Wearing a necklace or bracelet of freshly woven Kingcups makes a character lucky for a 1d4+1 days. Whenever a lucky character rolls a 1 on a d20 for an attack roll, ability check, or saving throw, you can re-roll the die and must use the new roll.


Beds of these plants are found especially in the vicinity of the Long Lake. Reedmace is a tall grass with long leaves that flowers in spring. At that time, its top part develops into a mace-like head. Reedmace often grows taller than a Man. Farmers harvest reedmace for food, and cook its leaves or grind the plant into flour. Wise women learned to boil its rootstock to make a salve capable of speeding up the healing of wounds.

Applying reedmace salve to wounds allows a character to immediately recover 2 Hit Dice.


Shadow-thorn is a dark black lichen that grows in small clumps on trees within the depths of Mirkwood and Fangorn Forest. Despite its somewhat sinister appearance, shadow-thorn is a beneficial plant that helps draw off toxins. Once ground into a fine powder, shadow-thorn can be used to make a potion capable of neutralizing many poisons.

A character who drinks a shadow-thorn potion gains advantage on saving throws against poison for 1 hour.


A beautiful floating plant with oval leaves and white or yellow flowers, the water-lily is found wherever the Forest River and the River Running slow their courses in winding loops, but it is not encountered under the shade of Mirkwood at all. Its flowers open in all their beauty only by midday, to close again when evening approaches. Water-lilies are often collected as decoration, and placed in bowls filled with water or woven into garlands.

A drink prepared using flowers and petals of white water-lilies fortifies the body, while the rare red waterlily is said to reinforce the fighting spirit. A character who drinks a potion made from white waterlilies automatically gets the full Hit Die value of any Hit Dice spent to regain hit points during their next short rest.

A character who drinks a potion made from red waterlilies adds +2 damage to all melee weapon attacks made for the next hour.

Item Cost Weight
Athelas 30 sp -
Hagweed 40 sp -
Kingcup 30 sp -
Reedmace 20 sp -
Shadow-thorn 25 sp -
Water-lily (red) 3 gp -
Water-lily (white) 20 sp -



A pipe is made of clay or wood and used for inhaling the smoke of burning leaves of pipe-weed.

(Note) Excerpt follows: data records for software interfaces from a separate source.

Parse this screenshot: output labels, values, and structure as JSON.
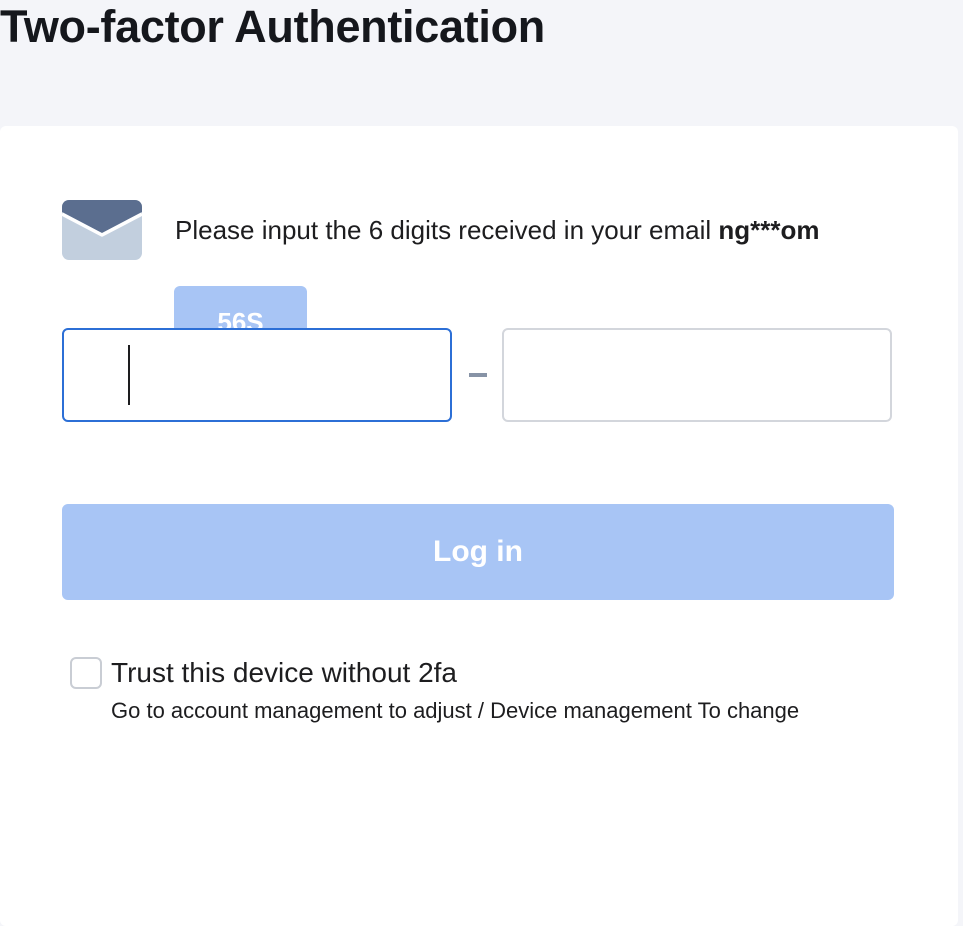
{
  "page": {
    "title": "Two-factor Authentication"
  },
  "verification": {
    "icon": "envelope-icon",
    "prompt": "Please input the 6 digits received in your email ",
    "masked_email": "ng***om",
    "countdown_label": "56S"
  },
  "code": {
    "separator": "-",
    "digits": [
      "",
      "",
      "",
      "",
      "",
      ""
    ]
  },
  "login": {
    "label": "Log in"
  },
  "trust": {
    "checked": false,
    "label": "Trust this device without 2fa",
    "hint": "Go to account management to adjust / Device management To change"
  },
  "colors": {
    "page_background": "#f4f5f9",
    "card_background": "#ffffff",
    "button_disabled": "#a8c5f5",
    "focus_border": "#2c6fd6",
    "envelope_flap": "#5b6e8f",
    "envelope_body": "#c2cfde"
  }
}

Proficiency with a pipe means you practice the art of smoking and likely have some skill at blowing smoke-rings. Smoking a pipe can aid in both introspection and friendly chatting with fellow practitioners of the art.

If you spend an hour smoking your pipe while considering a problem, you may make an ability check with your proficiency bonus against a Difficulty Class 15. On a success, you make the immediate follow-on check with advantage. On a failure, you wasted an hour, but had a good smoke.

For example, Trotter is trying to decipher some strange runes he has found carved into the side of a cave. The Loremaster declares that because the runes are particularly ancient and partially obscured, it will take a DC 25 Intelligence (Lore) check to interpret them. Trotter has the time, so pulls forth his pipe, smokes and ponders for a bit, considering the runes. His player then makes a roll, adding his proficiency bonus, against a DC of 15. He succeeds, so he gets to make the ensuing Intelligence (Lore) test against the DC 25 with advantage.


Pipe-weed or Leaf, as some adherents refer to it, comes mainly from the Shire and the lands surrounding the village of Bree. There are various types with slightly varied properties. Old Toby and Southern Star are well regarded, but most aficionados agree that Longbottom Leaf is the finest pipe-weed to be had.

Food, drink and lodging Cost
Ale (Tankard) 6 cp
Feast (per person) 10 sp
Pouch of Pipe-weed (10 uses) 3 sp
Traveller’s Inn (per night) 75 cp
Traveller’s Inn, Fancy (per night) 2 sp

Meals (per day) Cost
Poor 2 cp
Frugal 5 cp
Martial 8 cp
Prosperous 12 cp
Rich 1 sp

Wine Cost
Glass of wine 9 cp
Glass of Dorwinion Wine 2 sp
Wine Skin 50 cp
Bottle of Dorwinion Wine 10 sp

Remove these ads. Join the Worldbuilders Guild


Please Login in order to comment!